Aalto's nomination comes at yet another critical time for HART, which faces a budget shortfall of $3 billion and no easy fix to plug it in order to the build the 20-mile-long rail system all the way to Ala Moana Center. The massive project is estimated to cost $12.45 billion and is not expected to be completed until March 2031.
HART Board Chairman Tobias Martyn abruptly resigned this month after state Sen. Kurt Fevella accused him of "possible criminal acts " relating to the issuance of rail general obligation bonds. Former Congresswoman and HART Chairwoman Colleen Hanabusa is scheduled to rejoin the board at its July 30 meeting after turning down a controversial HART consulting contract worth nearly $1 million.
If the Council approves Aalto's nomination, he would replace one of the HART board's most outspoken critics, Joe Uno, who owns a construction cost consulting firm.
Different entities get to pick members of the HART board, such as Mayor Rick Blangiardi's selection of Hanabusa. Martyn's seat is selected by the HART board itself.

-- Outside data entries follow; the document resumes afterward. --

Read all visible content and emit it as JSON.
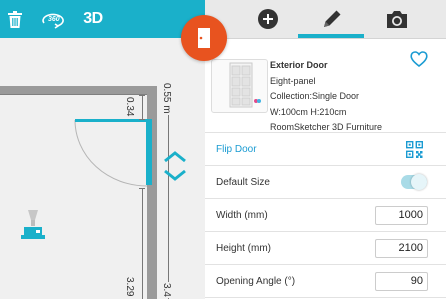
{
  "toolbar": {
    "view_3d_label": "3D",
    "colors": {
      "accent": "#1ab0ca",
      "door_badge": "#e8531f"
    }
  },
  "canvas": {
    "dimensions": {
      "top_right_label": "0.55 m",
      "left_upper_label": "0.34",
      "left_lower_label": "3.29",
      "right_lower_label": "3.4"
    }
  },
  "panel": {
    "product": {
      "title": "Exterior Door",
      "lines": [
        "Eight-panel",
        "Collection:Single Door",
        "W:100cm H:210cm",
        "RoomSketcher 3D Furniture"
      ]
    },
    "flip_door_label": "Flip Door",
    "default_size_label": "Default Size",
    "default_size_on": true,
    "fields": [
      {
        "label": "Width (mm)",
        "value": "1000"
      },
      {
        "label": "Height (mm)",
        "value": "2100"
      },
      {
        "label": "Opening Angle (°)",
        "value": "90"
      }
    ]
  }
}
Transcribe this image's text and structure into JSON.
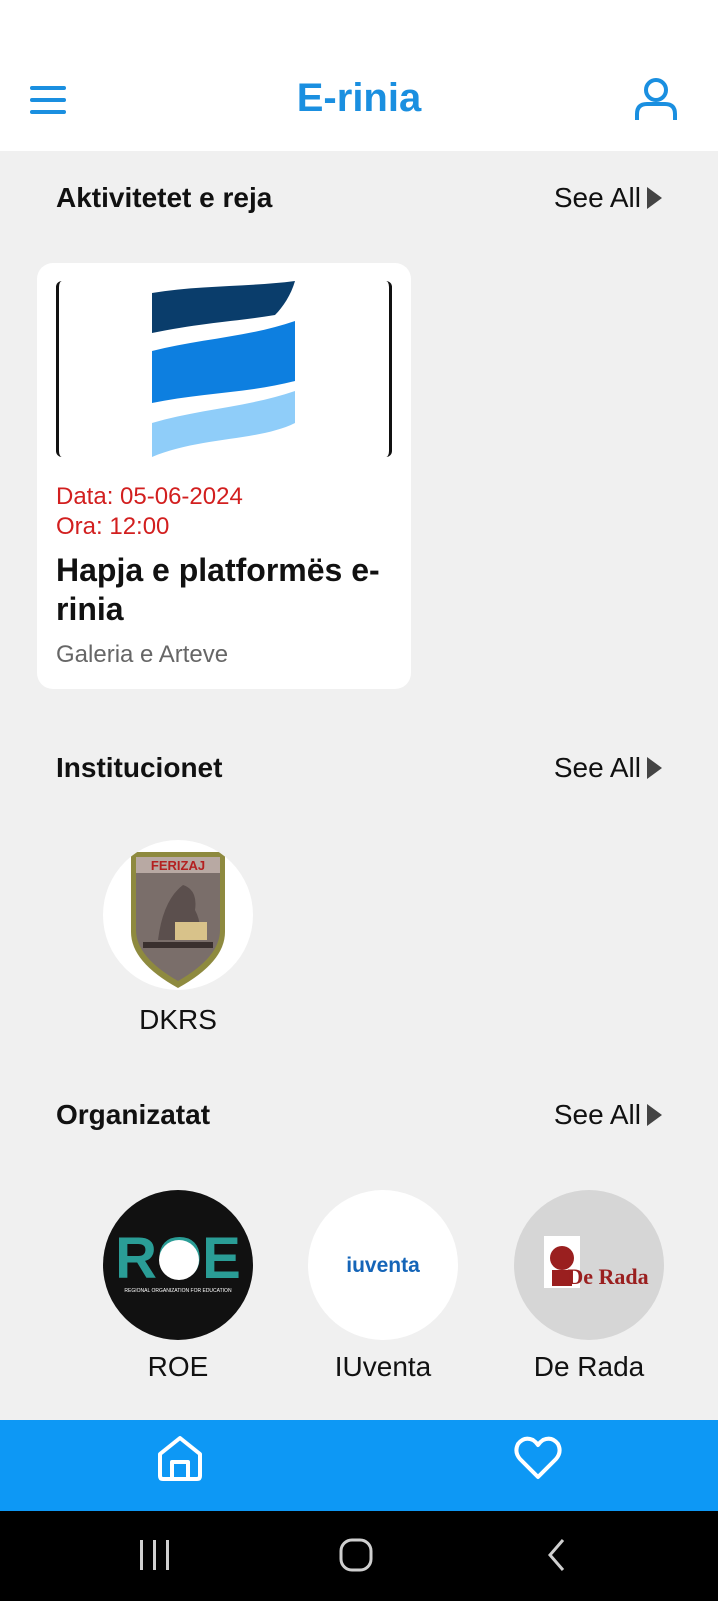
{
  "app": {
    "title": "E-rinia"
  },
  "sections": {
    "activities": {
      "title": "Aktivitetet e reja",
      "see_all": "See All"
    },
    "institutions": {
      "title": "Institucionet",
      "see_all": "See All"
    },
    "organizations": {
      "title": "Organizatat",
      "see_all": "See All"
    }
  },
  "event": {
    "date": "Data: 05-06-2024",
    "time": "Ora: 12:00",
    "title": "Hapja e platformës e-rinia",
    "place": "Galeria e Arteve"
  },
  "institutions": [
    {
      "label": "DKRS",
      "logo_text": "FERIZAJ"
    }
  ],
  "organizations": [
    {
      "label": "ROE",
      "logo_text": "ROE",
      "logo_subtext": "REGIONAL ORGANIZATION FOR EDUCATION"
    },
    {
      "label": "IUventa",
      "logo_text": "iuventa"
    },
    {
      "label": "De Rada",
      "logo_text": "De Rada"
    }
  ],
  "icons": {
    "menu": "menu-icon",
    "user": "user-icon",
    "home": "home-icon",
    "favorites": "heart-icon"
  },
  "colors": {
    "accent": "#1a8fe0",
    "nav_bar": "#0d98f5",
    "date_text": "#d21f1f",
    "background": "#f0f0f0"
  }
}
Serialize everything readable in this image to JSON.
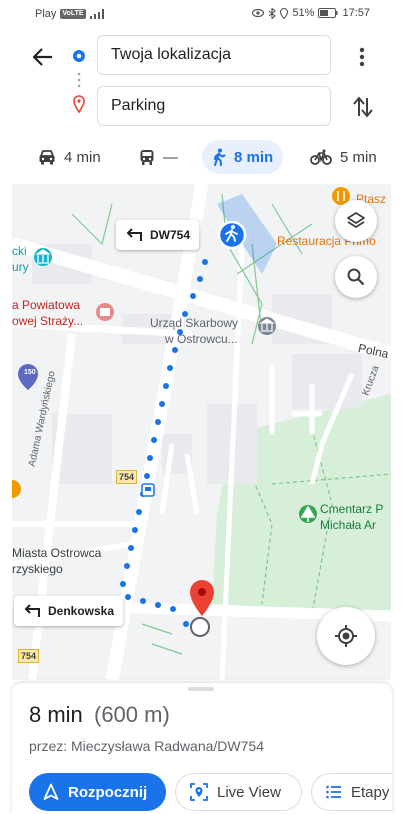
{
  "status_bar": {
    "carrier": "Play",
    "network_badge": "VoLTE",
    "battery": "51%",
    "time": "17:57"
  },
  "header": {
    "origin": "Twoja lokalizacja",
    "destination": "Parking"
  },
  "modes": [
    {
      "icon": "car-icon",
      "value": "4 min",
      "active": false
    },
    {
      "icon": "transit-icon",
      "value": "—",
      "active": false
    },
    {
      "icon": "walk-icon",
      "value": "8 min",
      "active": true
    },
    {
      "icon": "bike-icon",
      "value": "5 min",
      "active": false
    }
  ],
  "map": {
    "labels": {
      "ptasz": "Ptasz",
      "restaurant": "Restauracja Primo",
      "cki": "cki",
      "ury": "ury",
      "fire1": "a Powiatowa",
      "fire2": "owej Straży...",
      "tax1": "Urząd Skarbowy",
      "tax2": "w Ostrowcu...",
      "polna": "Polna",
      "krucza": "Krucza",
      "adama": "Adama Wardyńskiego",
      "cem1": "Cmentarz P",
      "cem2": "Michała Ar",
      "miasta1": "Miasta Ostrowca",
      "miasta2": "rzyskiego"
    },
    "shields": {
      "s754_mid": "754",
      "s754_bottom": "754",
      "badge_150": "150"
    },
    "callouts": {
      "top": "DW754",
      "bottom": "Denkowska"
    },
    "colors": {
      "route": "#1a73e8",
      "pin": "#ea4335",
      "park": "#d7eed8"
    }
  },
  "sheet": {
    "duration": "8 min",
    "distance": "(600 m)",
    "via": "przez: Mieczysława Radwana/DW754",
    "buttons": {
      "start": "Rozpocznij",
      "live_view": "Live View",
      "steps": "Etapy"
    }
  }
}
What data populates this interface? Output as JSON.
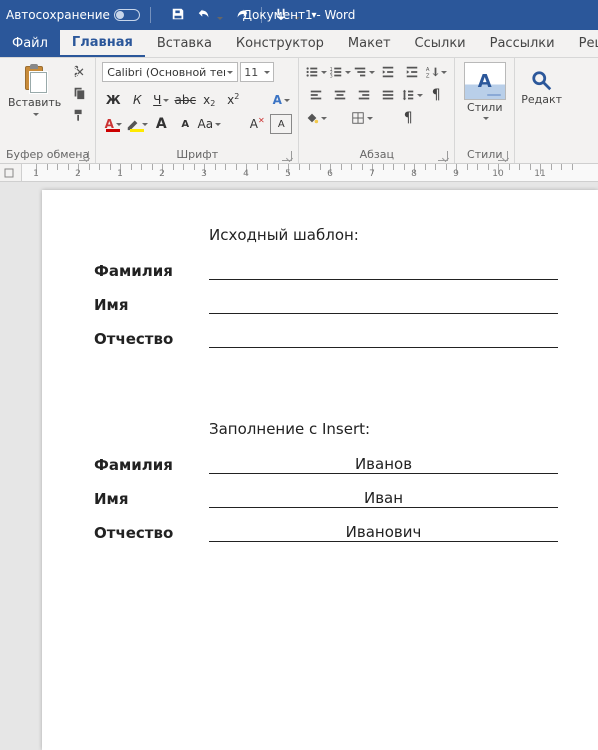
{
  "titlebar": {
    "autosave": "Автосохранение",
    "title": "Документ1 - Word"
  },
  "tabs": {
    "file": "Файл",
    "home": "Главная",
    "insert": "Вставка",
    "design": "Конструктор",
    "layout": "Макет",
    "references": "Ссылки",
    "mailings": "Рассылки",
    "review": "Рецензиров"
  },
  "ribbon": {
    "paste": "Вставить",
    "font": {
      "name": "Calibri (Основной текст",
      "size": "11"
    },
    "groups": {
      "clipboard": "Буфер обмена",
      "font": "Шрифт",
      "paragraph": "Абзац",
      "styles": "Стили",
      "styles_btn": "Стили",
      "editing": "Редакт"
    },
    "glyph": {
      "bold": "Ж",
      "italic": "К",
      "underline": "Ч",
      "strike": "abc",
      "a_big": "A",
      "a_small": "A",
      "aa": "Aa",
      "styles_A": "A"
    }
  },
  "ruler": {
    "nums": [
      "1",
      "2",
      "1",
      "2",
      "3",
      "4",
      "5",
      "6",
      "7",
      "8",
      "9",
      "10",
      "11"
    ]
  },
  "doc": {
    "section1": {
      "title": "Исходный шаблон:",
      "rows": [
        {
          "label": "Фамилия",
          "value": ""
        },
        {
          "label": "Имя",
          "value": ""
        },
        {
          "label": "Отчество",
          "value": ""
        }
      ]
    },
    "section2": {
      "title": "Заполнение с Insert:",
      "rows": [
        {
          "label": "Фамилия",
          "value": "Иванов"
        },
        {
          "label": "Имя",
          "value": "Иван"
        },
        {
          "label": "Отчество",
          "value": "Иванович"
        }
      ]
    }
  }
}
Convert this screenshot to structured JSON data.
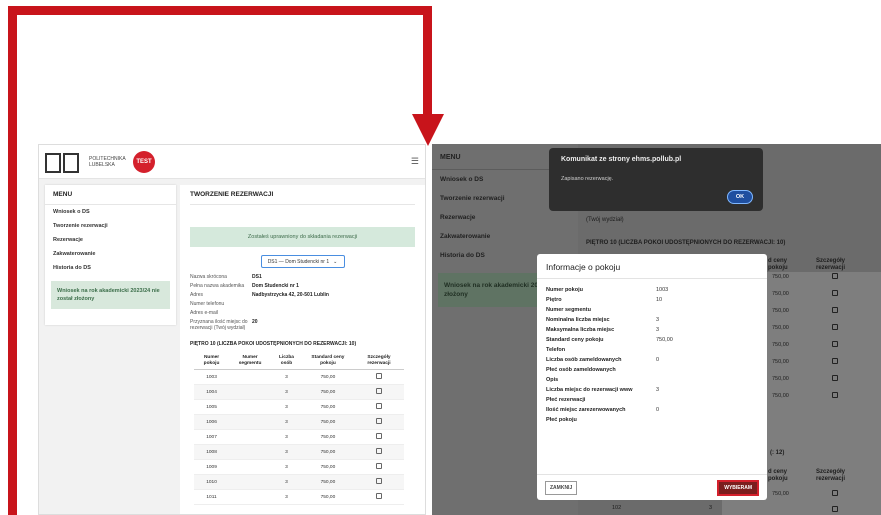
{
  "left": {
    "logo_text": "POLITECHNIKA LUBELSKA",
    "badge": "TEST",
    "menu": {
      "title": "MENU",
      "items": [
        {
          "label": "Wniosek o DS"
        },
        {
          "label": "Tworzenie rezerwacji"
        },
        {
          "label": "Rezerwacje"
        },
        {
          "label": "Zakwaterowanie"
        },
        {
          "label": "Historia do DS"
        }
      ],
      "notice": "Wniosek na rok akademicki 2023/24 nie został złożony"
    },
    "main": {
      "title": "TWORZENIE REZERWACJI",
      "success": "Zostałeś uprawniony do składania rezerwacji",
      "select_value": "DS1 — Dom Studencki nr 1",
      "info": [
        {
          "k": "Nazwa skrócona",
          "v": "DS1"
        },
        {
          "k": "Pełna nazwa akademika",
          "v": "Dom Studencki nr 1"
        },
        {
          "k": "Adres",
          "v": "Nadbystrzycka 42, 20-501 Lublin"
        },
        {
          "k": "Numer telefonu",
          "v": ""
        },
        {
          "k": "Adres e-mail",
          "v": ""
        },
        {
          "k": "Przyznana ilość miejsc do rezerwacji (Twój wydział)",
          "v": "20"
        }
      ],
      "floor_title": "PIĘTRO 10 (LICZBA POKOI UDOSTĘPNIONYCH DO REZERWACJI: 10)",
      "table_headers": [
        "Numer pokoju",
        "Numer segmentu",
        "Liczba osób",
        "Standard ceny pokoju",
        "Szczegóły rezerwacji"
      ],
      "rows": [
        {
          "room": "1003",
          "segment": "",
          "persons": "3",
          "price": "750,00"
        },
        {
          "room": "1004",
          "segment": "",
          "persons": "3",
          "price": "750,00"
        },
        {
          "room": "1005",
          "segment": "",
          "persons": "3",
          "price": "750,00"
        },
        {
          "room": "1006",
          "segment": "",
          "persons": "3",
          "price": "750,00"
        },
        {
          "room": "1007",
          "segment": "",
          "persons": "3",
          "price": "750,00"
        },
        {
          "room": "1008",
          "segment": "",
          "persons": "3",
          "price": "750,00"
        },
        {
          "room": "1009",
          "segment": "",
          "persons": "3",
          "price": "750,00"
        },
        {
          "room": "1010",
          "segment": "",
          "persons": "3",
          "price": "750,00"
        },
        {
          "room": "1011",
          "segment": "",
          "persons": "3",
          "price": "750,00"
        }
      ]
    }
  },
  "right": {
    "menu": {
      "title": "MENU",
      "items": [
        {
          "label": "Wniosek o DS"
        },
        {
          "label": "Tworzenie rezerwacji"
        },
        {
          "label": "Rezerwacje"
        },
        {
          "label": "Zakwaterowanie"
        },
        {
          "label": "Historia do DS"
        }
      ],
      "notice": "Wniosek na rok akademicki 202... został złożony"
    },
    "bg_text_faculty": "(Twój wydział)",
    "bg_floor_title": "PIĘTRO 10 (LICZBA POKOI UDOSTĘPNIONYCH DO REZERWACJI: 10)",
    "bg_header_price": "d ceny pokoju",
    "bg_header_details": "Szczegóły rezerwacji",
    "bg_prices": [
      "750,00",
      "750,00",
      "750,00",
      "750,00",
      "750,00",
      "750,00",
      "750,00",
      "750,00"
    ],
    "bg_floor2_suffix": "(: 12)",
    "bg_price2": "750,00",
    "bg_room2": "102",
    "bg_persons2": "3",
    "alert": {
      "title": "Komunikat ze strony ehms.pollub.pl",
      "message": "Zapisano rezerwację.",
      "ok": "OK"
    },
    "modal": {
      "title": "Informacje o pokoju",
      "fields": [
        {
          "k": "Numer pokoju",
          "v": "1003"
        },
        {
          "k": "Piętro",
          "v": "10"
        },
        {
          "k": "Numer segmentu",
          "v": ""
        },
        {
          "k": "Nominalna liczba miejsc",
          "v": "3"
        },
        {
          "k": "Maksymalna liczba miejsc",
          "v": "3"
        },
        {
          "k": "Standard ceny pokoju",
          "v": "750,00"
        },
        {
          "k": "Telefon",
          "v": ""
        },
        {
          "k": "Liczba osób zameldowanych",
          "v": "0"
        },
        {
          "k": "Płeć osób zameldowanych",
          "v": ""
        },
        {
          "k": "Opis",
          "v": ""
        },
        {
          "k": "Liczba miejsc do rezerwacji www",
          "v": "3"
        },
        {
          "k": "Płeć rezerwacji",
          "v": ""
        },
        {
          "k": "Ilość miejsc zarezerwowanych",
          "v": "0"
        },
        {
          "k": "Płeć pokoju",
          "v": ""
        }
      ],
      "close_label": "ZAMKNIJ",
      "select_label": "WYBIERAM"
    }
  },
  "colors": {
    "arrow": "#c8141b",
    "success_bg": "#d5e9dc",
    "badge": "#d4202c",
    "alert_bg": "#2e2e2e"
  }
}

It takes only two "no " votes to veto any HART board proposal, and Uno had hoped to replace Martyn with someone with construction experience and expertise.
"(Aalto's ) also a supporter of rail going to Ala Moana no matter what the cost, " Uno said. "I was hoping to use my veto to get in a technically qualified person, someone with construction experience and who is not just a shill for 'Go rail at all costs.'
"I just wish there was someone more qualified."
Councilman Augie Tulba similarly questioned Aalto's experience on overseeing major construction projects.
Aalto acknowledged he does not have the same background as others on the HART board, but said that could be an asset.
"I would just turn the question around and ask, What has that experience bought us ?" he said. "They weren't asking the right questions. They didn't supervise the project correctly."
Council Chairman Tommy Waters supported Aalto's nomination, similarly criticizing past decisions by the HART board.
"In the past we've appointed cost estimators, engineers and whatnot, and somehow we still have an estimated $1-to-$3 billion shortfall, " he said.
"Why I asked you to do this and why I think you're the best qualified to do it is because you ask questions. You're inquisitive, and if you don't get the answer, you're going to keep asking."
The Council had already decided not to reappoint Uno to the board. When his term ended in June, Aalto was tapped for the post.
Aalto said he hopes that if the HART board can demonstrate it can push the project to completion, more federal funds can be obtained to help plug the $3.2 billion shortfall, especially as President Joe Biden plans to invest trillions of dollars into infrastructure nationwide.
His nomination was passed out of committee and will be heard by the full Council.